OVER a third of homeowners in the south west are worried it would cost them more than £5,000 to repair flood damage to their property.

A survey conducted by Vuba, released in the wake of Storm Henk, revealed that about 39 per cent of residents in the region fear spending that sum on repairs.

Vuba's findings suggest a significant lack of flood preparedness in south west homes.

The government has announced that flood-affected households in given regions can apply for up to £500 cash assistance.

This financial aid might, however, not be adequate given the extent of the damages.

More than half (57 per cent) of South West residents believe that flood damage will cost them over £500.

Homeowners in the south west are also concerned about long-term effects of flood damage.

Almost a fifth fear that their property's value will dwindle due to the adverse impacts of floods.

Somerset County Gazette: People wade through flood water in Loughborough (Callum Parke/PA)

Vuba submitted a Freedom of Information request to the Environmental Agency about flood risk management projects receiving funding.

Its findings indicate a decline in money set aside to manage flood risk in the south west.

The allocation dropped by 5.7 per cent from £111.9 million in 2022/2023 to just £105.5 million for 2023/2024.

Somerset, among all the South West counties, has received the highest amount - a massive £40.9 million for projects meant to boost flood resilience.

Nationally, overall funding showed negligible change, increasing by 0.2 per cent from £836 million to £838 million.

Reflecting on the survey's findings, Vuba CEO, Sean Scott said: "For most of us, our home is our greatest asset, and it is concerning that so many homeowners in the south west fear they would have to spend significant amounts to repair flooding damages.

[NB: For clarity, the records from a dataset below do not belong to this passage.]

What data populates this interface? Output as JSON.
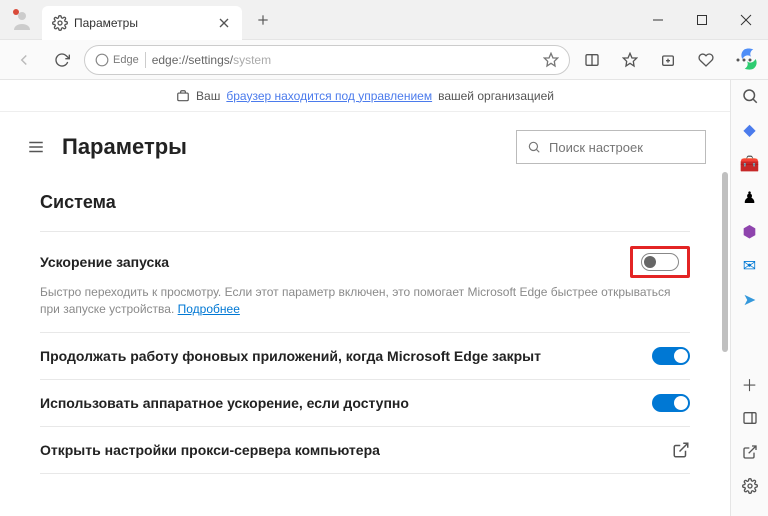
{
  "window": {
    "tab_title": "Параметры",
    "url_label": "Edge",
    "url_path_bold": "edge://settings/",
    "url_path_faded": "system"
  },
  "banner": {
    "prefix": "Ваш",
    "link": "браузер находится под управлением",
    "suffix": "вашей организацией"
  },
  "header": {
    "page_title": "Параметры",
    "search_placeholder": "Поиск настроек"
  },
  "section": {
    "title": "Система",
    "rows": [
      {
        "label": "Ускорение запуска",
        "desc_text": "Быстро переходить к просмотру. Если этот параметр включен, это помогает Microsoft Edge быстрее открываться при запуске устройства.",
        "desc_link": "Подробнее",
        "toggle": "off",
        "highlighted": true
      },
      {
        "label": "Продолжать работу фоновых приложений, когда Microsoft Edge закрыт",
        "toggle": "on"
      },
      {
        "label": "Использовать аппаратное ускорение, если доступно",
        "toggle": "on"
      },
      {
        "label": "Открыть настройки прокси-сервера компьютера",
        "action": "external"
      }
    ]
  }
}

"The lack of flood defence mechanisms in the region is especially concerning as climate change is causing more frequent and more intense downpours, leaving homeowners at risk."

Mr Scott noted that one cost-effective method to buffer homes against floods is using permeable surfaces in outdoor areas.

This aids in ground water absorption during rainfall, reducing chances of flooding and subsequent damaging.

Mr Scott stressed: "While the Government has taken note of this and is demanding that all new developments incorporate permeable surfaces to reduce flooding risk, more needs to be done to raise consumer awareness of this effective flood prevention tool."